Last week, in Palakkad, excise officials seized 800 litres of wash on the first floor of a house. The house had all the modern machinery to distill the arrack. One of the officers, who sought anonymity, told TNM that nobody would have thought that arrack distillation was happening in that house.

"Since the price of foreign liquor has increased, some find distillation of arrack as an alternative. They are distilling arrack for domestic purpose,” VP Sulesh Kumar, Excise Deputy Commissioner, Palakkad, told TNM.

An excise officer from the northern part of Kerala, on the condition of anonymity, said that they would find arrack distillation going on in many of the tribal colonies but that they wouldn't take any action against them.

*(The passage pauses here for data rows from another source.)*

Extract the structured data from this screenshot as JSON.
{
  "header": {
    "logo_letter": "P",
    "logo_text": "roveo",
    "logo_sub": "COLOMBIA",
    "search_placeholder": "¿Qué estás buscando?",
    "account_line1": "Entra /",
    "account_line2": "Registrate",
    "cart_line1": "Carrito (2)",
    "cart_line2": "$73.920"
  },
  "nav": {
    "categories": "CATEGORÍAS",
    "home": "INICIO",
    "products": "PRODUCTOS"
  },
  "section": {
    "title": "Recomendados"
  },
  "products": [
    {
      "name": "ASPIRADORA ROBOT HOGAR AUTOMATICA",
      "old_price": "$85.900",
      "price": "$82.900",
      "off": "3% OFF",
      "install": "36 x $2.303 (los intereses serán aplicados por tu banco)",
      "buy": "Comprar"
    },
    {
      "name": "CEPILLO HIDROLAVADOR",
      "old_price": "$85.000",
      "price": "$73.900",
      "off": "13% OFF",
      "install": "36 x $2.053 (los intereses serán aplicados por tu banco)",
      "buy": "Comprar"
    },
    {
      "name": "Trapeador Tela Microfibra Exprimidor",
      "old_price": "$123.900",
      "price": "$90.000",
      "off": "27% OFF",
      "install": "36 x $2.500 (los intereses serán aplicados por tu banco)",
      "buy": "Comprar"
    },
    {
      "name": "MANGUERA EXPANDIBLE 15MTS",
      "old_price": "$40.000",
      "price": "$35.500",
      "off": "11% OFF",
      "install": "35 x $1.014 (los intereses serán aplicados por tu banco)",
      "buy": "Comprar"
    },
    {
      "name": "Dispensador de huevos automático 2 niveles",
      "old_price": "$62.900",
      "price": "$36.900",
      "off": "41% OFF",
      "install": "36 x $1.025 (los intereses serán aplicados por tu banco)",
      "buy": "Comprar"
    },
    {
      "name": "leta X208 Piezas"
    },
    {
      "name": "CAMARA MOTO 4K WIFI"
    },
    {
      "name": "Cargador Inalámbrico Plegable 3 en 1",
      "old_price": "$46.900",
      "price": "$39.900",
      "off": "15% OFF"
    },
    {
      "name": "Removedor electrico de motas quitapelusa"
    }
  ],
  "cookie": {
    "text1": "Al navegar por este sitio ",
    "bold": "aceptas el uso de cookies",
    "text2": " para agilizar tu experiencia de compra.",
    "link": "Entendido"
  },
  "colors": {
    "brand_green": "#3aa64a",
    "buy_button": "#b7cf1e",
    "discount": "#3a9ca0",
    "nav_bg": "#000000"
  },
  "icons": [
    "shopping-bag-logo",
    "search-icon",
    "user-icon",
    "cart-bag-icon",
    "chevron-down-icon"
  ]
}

“They distill it for themselves at home, as they cannot afford foreign liquor. Moreover, they have to walk kilometres to reach a state beverages outlet. They prepare arrack using fruits, sugar or jaggery, coconut flower etc. We don't file any cases against them,” he said.

Madhu, an Excise Circle Inspector from Hosdurg taluk in Kasaragod, said that large-scale distillation units in rubber plantations, too, are common, even after so many raids.

"During the season of cashew apple, arrack distillation increases. During Onam, we had arrested a few for running distillation units in plantations,” he said.

Arrack is a cheap and unrefined form of liquor, which can double the ill-effects caused due to refined liquor. Moreover, the fermented ingredients in arrack can be dangerous, too.

Sam added that though arrack is harmful to health, drinking it will not end in a 'hooch tragedy’ unless it is spiked. He noted that arrack is generally not laced with spirits or other additives, but that arrack in its crude form - that is, a non-distilled version - can affect one’s health, including the liver.

Dinesh (name changed), a planter and a specialist in distilling arrack using cashew apple, pineapple and some grains, said that the production quality and ingredients also matter. “Earlier, some used to add batteries and insects for an added buzz. These days, these liquors are being distilled using fruits and cardamom,” he shared.

Main image courtesy: 'Hot Toddy' by Dunphasizer [CC BY-SA 2.0]